Evidence-based insights on how to transform career success into financial freedom.
Most people need help managing their personal finances but not everyone chooses to work with a certified financial planner. Why? Often it is a lack of understanding the purpose and value of hiring a financial planner and what kind of planner is best for their requirements. Choosing a financial planner is similar in many ways to choosing any professional, whether it be a plumber, a landscaper, or a lawyer. First, you identify your problem or needs. Then you do some research to help you solve the problem, identifying people who can assist you. Often it helps to get recommendations from friends or family. Then you interview the prospective professionals and decide how to proceed. Asking the right questions and knowing what to look for is key in the decision-making process. Here are some points to keep in mind when deciding on the best financial planner for you.
Aptitude and Attitude
Does the financial planner have the aptitude and excellence to work with you? Anyone can market himself or herself as a financial planner. However, professional designations, such as Certified Financial Planner (CFP), Chartered Financial Analyst (CFA), or Certified Public Accountant (CPA) are the gold standard in the financial planning industry, signifying the degree of training and knowledge the planner brings to the table.
The Financial Plan
Does the financial planner draft a financial plan for you? A financial plan should take into account your entire financial picture, including your age and responsibilities. Following is a list of topics that should be part of your financial plan.
- Your Goals
- YourAction Plan
- Your Balance Sheet
- Your Savings and Spending Plan
- Your Tax Plan
- Your Wealth Transfer Plan
- Your Charitable Plan
Does the financial planner manage money?
Does the financial planner have an Investment Philosophy that aligns with yours? Is it too aggressive or too timid?
Does the financial planner review Risk and Reward Potential? What is your comfort level?
Why is this person a financial planner? Ask them!
Part of a financial planner’s job is to help guide you through your career and retirement. A financial planner should be able to share with you why they became a financial planner in the first place and what motivates them to continue.
What financial planners do not do can be just as important as what they do. As with any professional, there are costs in working with a financial planner. But how a financial planner is compensated may influence how they advise you. There are three basic types of compensation models in financial planning.
Fee-only planners: are paid only by the client. These planners do not receive commissions, or kickbacks, from products. The fee-only model is transparent and therefore limits conflicts of interest.
Fee-based planners: may be paid by the client as well as by product commissions.
Commission-only planners: are paid only by product commissions.

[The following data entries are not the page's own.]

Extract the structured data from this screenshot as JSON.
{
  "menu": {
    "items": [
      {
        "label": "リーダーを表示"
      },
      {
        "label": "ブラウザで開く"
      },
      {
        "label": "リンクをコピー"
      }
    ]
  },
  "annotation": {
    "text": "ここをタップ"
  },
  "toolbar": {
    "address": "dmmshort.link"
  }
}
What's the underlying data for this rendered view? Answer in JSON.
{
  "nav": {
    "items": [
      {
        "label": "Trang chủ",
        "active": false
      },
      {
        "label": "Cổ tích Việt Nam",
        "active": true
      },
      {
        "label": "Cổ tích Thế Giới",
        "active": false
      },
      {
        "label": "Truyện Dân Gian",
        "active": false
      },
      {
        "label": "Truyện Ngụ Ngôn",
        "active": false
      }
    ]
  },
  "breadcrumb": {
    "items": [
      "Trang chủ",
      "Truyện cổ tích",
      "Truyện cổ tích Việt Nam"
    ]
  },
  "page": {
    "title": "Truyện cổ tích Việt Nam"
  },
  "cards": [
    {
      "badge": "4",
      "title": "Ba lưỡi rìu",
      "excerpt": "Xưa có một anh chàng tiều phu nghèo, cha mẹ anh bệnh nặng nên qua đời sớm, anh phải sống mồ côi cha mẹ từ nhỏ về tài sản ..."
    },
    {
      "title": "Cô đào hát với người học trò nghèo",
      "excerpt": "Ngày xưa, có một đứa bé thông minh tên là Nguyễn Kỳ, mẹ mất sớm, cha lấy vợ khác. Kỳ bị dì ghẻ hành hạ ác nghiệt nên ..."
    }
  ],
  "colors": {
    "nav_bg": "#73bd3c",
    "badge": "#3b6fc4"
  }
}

Note that financial planners who are paid with product commissions may be incentivized to recommend certain products in order to receive higher commissions.
Since most people want a financial planner who is legally obligated to act in their (the client’s) best interests, it is important to get the planner to put in writing that they act as a fiduciary. That is, they are acting in your best interest, not their own. Interested in learning more? Please give us a call.
In 2016, the U.S. Department of Labor announced new regulations implementing a fiduciary standard for retirement accounts and other qualified accounts such as IRAs. By law, a fiduciary acts in the client’s best interest. An advisor or broker would have to reveal to the client how and why they are not acting in the investor’s best interest if they are not doing so.
Seems reasonable, right?
In March 2017, some of the major firms, such as J.P. Morgan, started to comply with this fiduciary rule. They sent letters to their clients stating “your financial advisor will no longer be able to provide investment guidance,” (according to the letter forwarded to me).
This fiduciary rule is scheduled to go into effect April 10, 2017, unless it is repealed or pushed to a later date. At the moment, the rule is being reviewed.
But wait, it gets better.
The letter also states, “We will notify you in the event these regulations are not implemented as currently planned, as we may not proceed with this transition.”
So the question is, why would these institutions not take fiduciary responsibility of their customers? I’ll let you draw your own conclusions.
When people entrust someone with managing something as important as their money, I have always believed that someone should act as a fiduciary. I myself have always worked as a fiduciary for my clients.
Tony Robbins recently came out with a new book highlighting a loophole on how financial advisors present themselves as fiduciaries but do not act as a fiduciary 100% of the time. Tony Robbins explains how dually registered financial advisors can switch hats at any time. When working with a dually registered financial advisor, it is nearly impossible to know when the financial advisor is working in your best interest.
If you know anyone who would like to learn more about working with a financial advisor who works as a fiduciary a 100% of the time, I would love to start the discussion.